- Polk County
- Transylvania County
- Watauga County
- Yancey County
The CEC program provided by Advantage West aids communities within western North Carolina formulate goals and strategies pertaining to economic development. Communities that finish the program garner many benefits such as distinguishing signs, advertisement tools such as community profile videos and posters, and much more. With this certification comes much more than a title and a sign as one drives into the county. The certification is meant to be representative of a total reconstruction of how a community views economic development. Above policy change, the certification serves an even greater function, this is to foster economic growth by way of community involvement and action. Hence the goal is to make a local government only a facilitator in the process, the real and affective economic development occurs from the interaction of the community with existing and prospective businesses.
- "HOME". NC Rural Center. Retrieved March 21, 2013.
- "Town of Canton". NCSTEP. NC Rural Center. Retrieved April 12, 2013.
- "Town of Old Fort". NC STEP. NC Rural Center. Retrieved March 31, 2013.
- "Town of Robbinsville". NC STEP. NC Rural Center. Retrieved March 30, 2013.
- "NC STEP MARSHALL, NC". Archived from the original on February 4, 2013. Retrieved April 6, 2013.
- "Rural Business-Cooperative Service Programs". USDA. Archived from the original on March 7, 2013. Retrieved March 31, 2013.
- Lambe, Will (2008). Will (PDF). Online: UNC School of Government.

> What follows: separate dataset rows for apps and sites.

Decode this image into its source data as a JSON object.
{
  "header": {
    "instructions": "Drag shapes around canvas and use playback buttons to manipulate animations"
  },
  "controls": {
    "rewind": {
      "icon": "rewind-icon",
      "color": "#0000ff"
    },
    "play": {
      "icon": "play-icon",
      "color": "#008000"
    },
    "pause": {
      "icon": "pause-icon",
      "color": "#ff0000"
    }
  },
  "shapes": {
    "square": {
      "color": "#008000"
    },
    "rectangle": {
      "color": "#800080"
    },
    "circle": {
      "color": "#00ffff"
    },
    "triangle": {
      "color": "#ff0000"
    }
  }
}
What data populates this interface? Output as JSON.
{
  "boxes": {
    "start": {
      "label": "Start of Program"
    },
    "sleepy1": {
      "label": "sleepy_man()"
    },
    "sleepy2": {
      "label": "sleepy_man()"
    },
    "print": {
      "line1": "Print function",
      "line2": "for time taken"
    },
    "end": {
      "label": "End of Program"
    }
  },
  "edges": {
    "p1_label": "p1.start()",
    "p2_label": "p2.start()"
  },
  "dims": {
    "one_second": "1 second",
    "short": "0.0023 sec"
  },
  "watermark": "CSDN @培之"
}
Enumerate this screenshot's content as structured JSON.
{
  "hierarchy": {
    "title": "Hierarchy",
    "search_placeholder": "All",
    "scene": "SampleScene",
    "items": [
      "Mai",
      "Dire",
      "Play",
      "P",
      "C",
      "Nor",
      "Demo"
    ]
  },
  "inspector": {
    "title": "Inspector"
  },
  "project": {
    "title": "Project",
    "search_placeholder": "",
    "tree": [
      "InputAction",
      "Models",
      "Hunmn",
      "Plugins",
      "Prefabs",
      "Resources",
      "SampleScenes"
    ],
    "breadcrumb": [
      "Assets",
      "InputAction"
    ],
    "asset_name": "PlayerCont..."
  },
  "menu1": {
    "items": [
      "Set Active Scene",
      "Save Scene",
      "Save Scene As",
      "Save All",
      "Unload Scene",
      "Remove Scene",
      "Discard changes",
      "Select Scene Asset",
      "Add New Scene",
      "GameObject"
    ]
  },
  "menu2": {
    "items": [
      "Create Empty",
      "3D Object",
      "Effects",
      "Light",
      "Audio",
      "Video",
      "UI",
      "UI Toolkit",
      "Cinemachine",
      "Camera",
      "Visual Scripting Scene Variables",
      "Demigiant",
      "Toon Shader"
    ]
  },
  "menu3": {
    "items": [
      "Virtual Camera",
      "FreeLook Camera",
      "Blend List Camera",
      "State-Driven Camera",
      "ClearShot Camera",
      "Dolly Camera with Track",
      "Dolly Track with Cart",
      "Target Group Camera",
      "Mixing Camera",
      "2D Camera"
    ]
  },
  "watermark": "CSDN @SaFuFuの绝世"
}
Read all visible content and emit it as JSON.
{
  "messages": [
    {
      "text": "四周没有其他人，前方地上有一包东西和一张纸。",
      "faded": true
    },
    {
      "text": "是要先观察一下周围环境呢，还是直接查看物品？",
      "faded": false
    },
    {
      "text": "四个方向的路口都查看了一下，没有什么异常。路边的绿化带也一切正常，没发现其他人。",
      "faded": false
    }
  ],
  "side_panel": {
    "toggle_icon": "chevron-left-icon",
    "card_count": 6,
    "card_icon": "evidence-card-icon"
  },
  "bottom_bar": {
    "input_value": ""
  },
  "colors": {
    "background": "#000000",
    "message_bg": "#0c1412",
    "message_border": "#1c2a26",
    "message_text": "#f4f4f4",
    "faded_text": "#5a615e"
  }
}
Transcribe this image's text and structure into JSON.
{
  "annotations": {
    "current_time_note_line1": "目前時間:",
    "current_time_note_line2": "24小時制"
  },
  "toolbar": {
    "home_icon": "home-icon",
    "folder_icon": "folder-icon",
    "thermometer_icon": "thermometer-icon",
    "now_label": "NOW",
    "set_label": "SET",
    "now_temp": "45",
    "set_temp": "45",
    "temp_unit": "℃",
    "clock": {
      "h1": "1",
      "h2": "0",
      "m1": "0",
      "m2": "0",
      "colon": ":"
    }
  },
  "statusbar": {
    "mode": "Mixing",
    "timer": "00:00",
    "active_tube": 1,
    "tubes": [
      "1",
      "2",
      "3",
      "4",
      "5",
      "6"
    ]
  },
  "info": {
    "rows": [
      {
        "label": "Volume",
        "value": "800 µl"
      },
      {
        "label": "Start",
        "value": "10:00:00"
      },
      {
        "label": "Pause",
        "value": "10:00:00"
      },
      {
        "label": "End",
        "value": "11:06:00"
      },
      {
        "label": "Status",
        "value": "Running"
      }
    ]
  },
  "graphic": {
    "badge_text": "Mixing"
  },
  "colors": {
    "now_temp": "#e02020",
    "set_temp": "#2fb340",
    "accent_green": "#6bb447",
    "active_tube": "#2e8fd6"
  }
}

- "UNC School of Government". Retrieved April 1, 2013.
- "Advantage West". Certified Entrepreneurial Community (CEC). Retrieved April 3, 2013.